by Riccardo Calcagno, Flavia Coda Moscarola, Elsa Fornero; CeRP WP 161/16
Using a representative sample of Italian workers aged 55 and above, we study their preference for anticipated retirement and their willingness to pay for a year of anticipation after the recent Italian pension reform (2011), which significantly restricted the access conditions to retirement. We distinguish workers by gender and according to whether they have been obliged to postpone their exit by the reform. The preference for anticipated retirement is particularly strong for women and for workers who were directly affected by the reform. As for the “willingness to pay” to anticipate retirement, there is no systematic difference between the two categories, and this finding is common to both men and women. We also investigate whether informal care duties play a role in explaining the willingness to pay, and we find that the effect differs across genders. Women who are involved in informal care of children are willing to pay significantly more than women who are not caregivers and more than men. Our findings suggest that retirement policies produce side effects, which differ according to both gender and being a caregiver or not.

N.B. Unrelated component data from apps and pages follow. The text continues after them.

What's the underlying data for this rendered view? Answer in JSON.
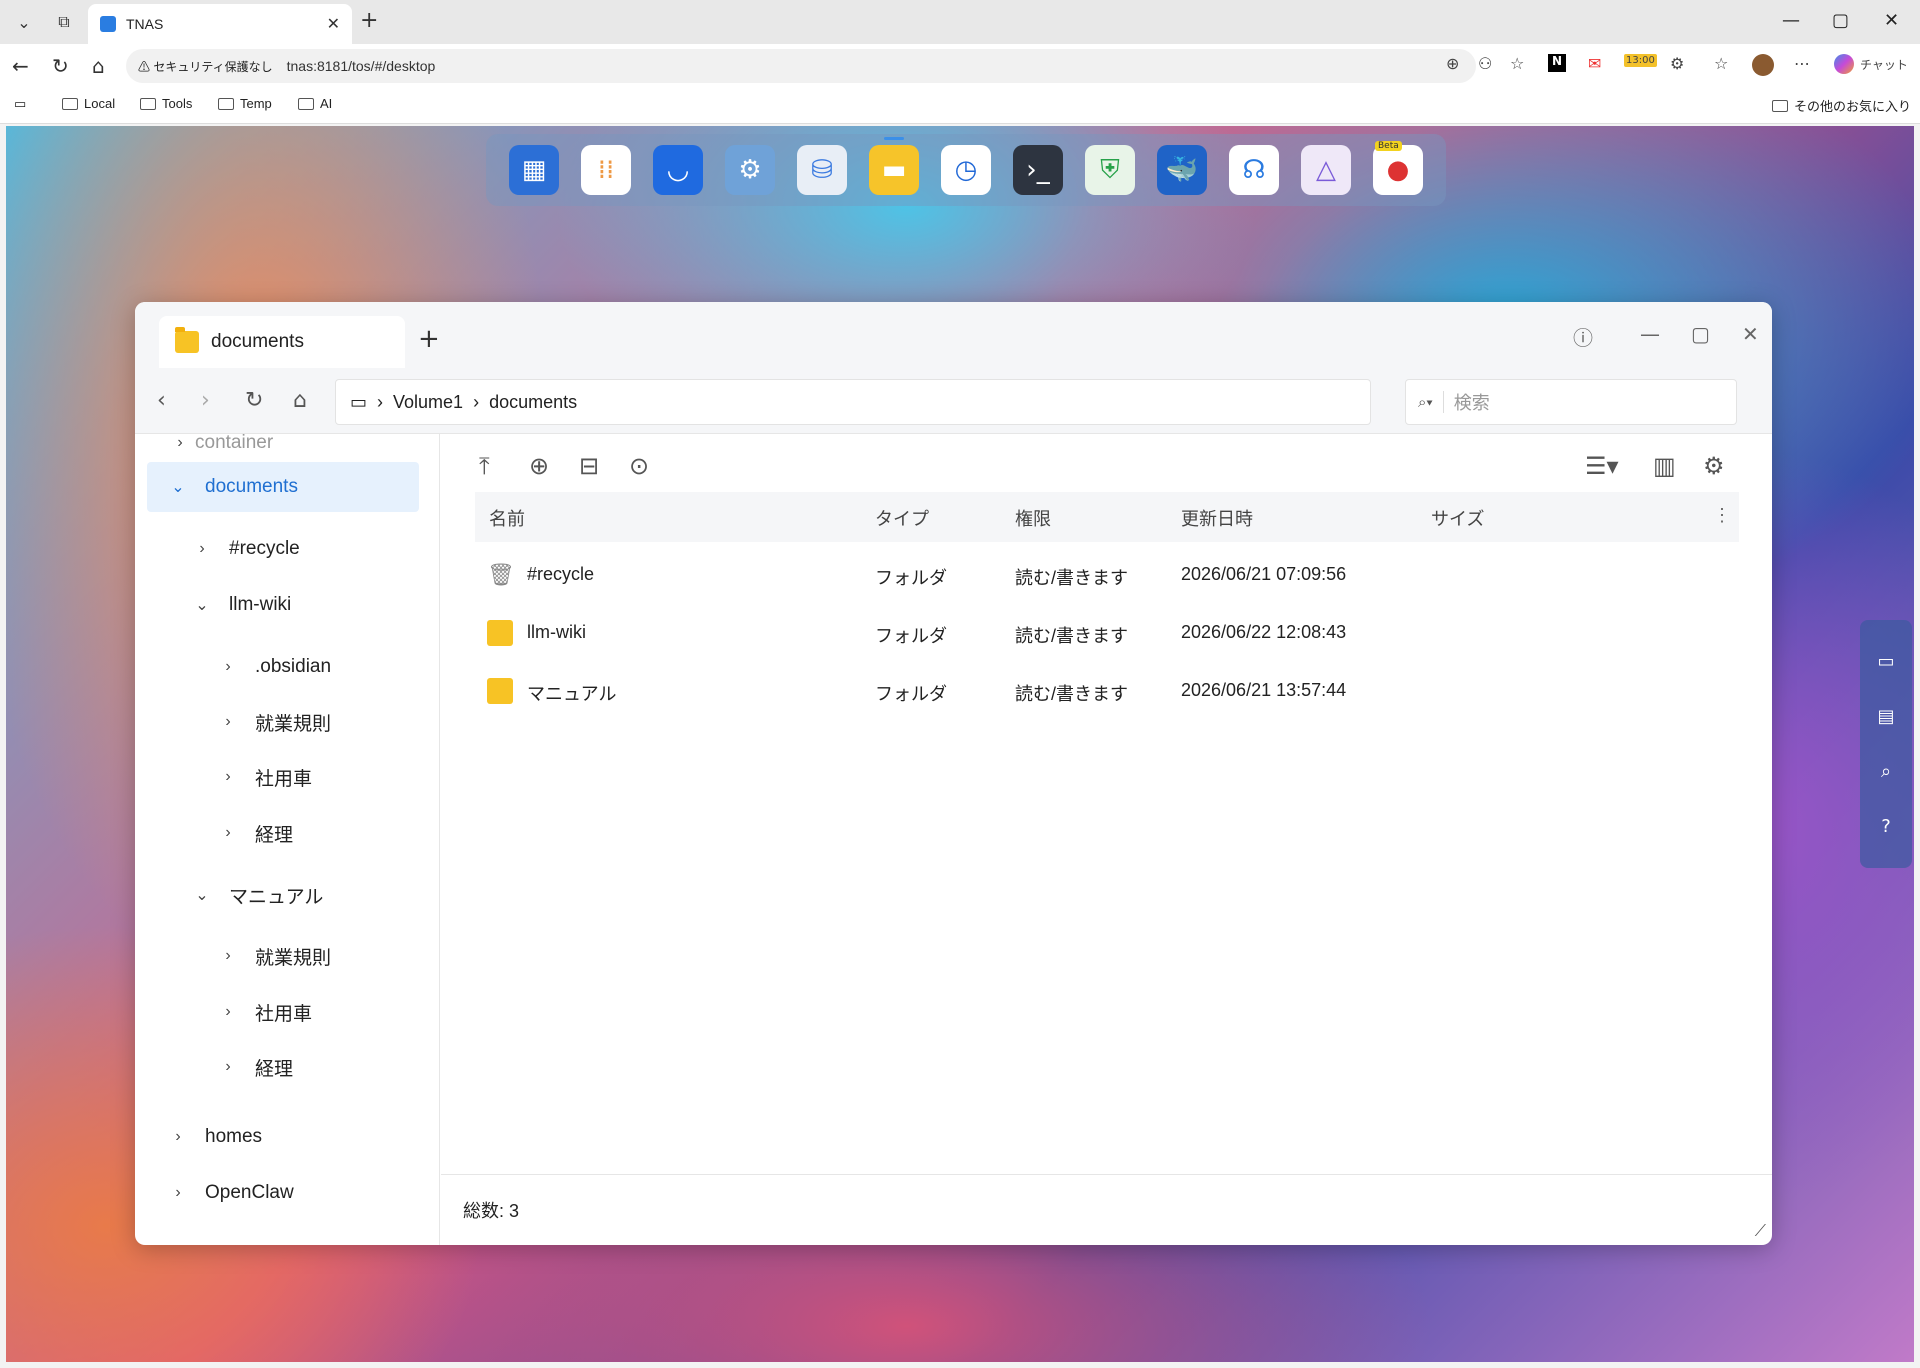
{
  "browser": {
    "tab_title": "TNAS",
    "security_label": "セキュリティ保護なし",
    "url": "tnas:8181/tos/#/desktop",
    "chat_label": "チャット",
    "time_badge": "13:00",
    "bookmarks": [
      "Local",
      "Tools",
      "Temp",
      "AI"
    ],
    "other_bookmarks": "その他のお気に入り"
  },
  "dock": {
    "apps": [
      "control-panel",
      "app-center",
      "store",
      "settings",
      "storage",
      "file-manager",
      "backup",
      "terminal",
      "security",
      "docker",
      "support",
      "tunnel",
      "beta-app"
    ],
    "beta_label": "Beta"
  },
  "window": {
    "tab_title": "documents",
    "path": [
      "Volume1",
      "documents"
    ],
    "search_placeholder": "検索"
  },
  "tree": {
    "partial_top": "container",
    "items": [
      {
        "label": "documents"
      },
      {
        "label": "#recycle"
      },
      {
        "label": "llm-wiki"
      },
      {
        "label": ".obsidian"
      },
      {
        "label": "就業規則"
      },
      {
        "label": "社用車"
      },
      {
        "label": "経理"
      },
      {
        "label": "マニュアル"
      },
      {
        "label": "就業規則"
      },
      {
        "label": "社用車"
      },
      {
        "label": "経理"
      },
      {
        "label": "homes"
      },
      {
        "label": "OpenClaw"
      }
    ]
  },
  "table": {
    "headers": [
      "名前",
      "タイプ",
      "権限",
      "更新日時",
      "サイズ"
    ],
    "rows": [
      {
        "name": "#recycle",
        "type": "フォルダ",
        "perm": "読む/書きます",
        "date": "2026/06/21 07:09:56",
        "icon": "trash-icon"
      },
      {
        "name": "llm-wiki",
        "type": "フォルダ",
        "perm": "読む/書きます",
        "date": "2026/06/22 12:08:43",
        "icon": "folder-icon"
      },
      {
        "name": "マニュアル",
        "type": "フォルダ",
        "perm": "読む/書きます",
        "date": "2026/06/21 13:57:44",
        "icon": "folder-icon"
      }
    ]
  },
  "footer": {
    "total": "総数: 3"
  }
}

These effects signal that when a pension system performs further tasks than the provision of retirement income, its reform may cause social mismatches unless supplemented by appropriate changes in other social programmes.
Published: April 2016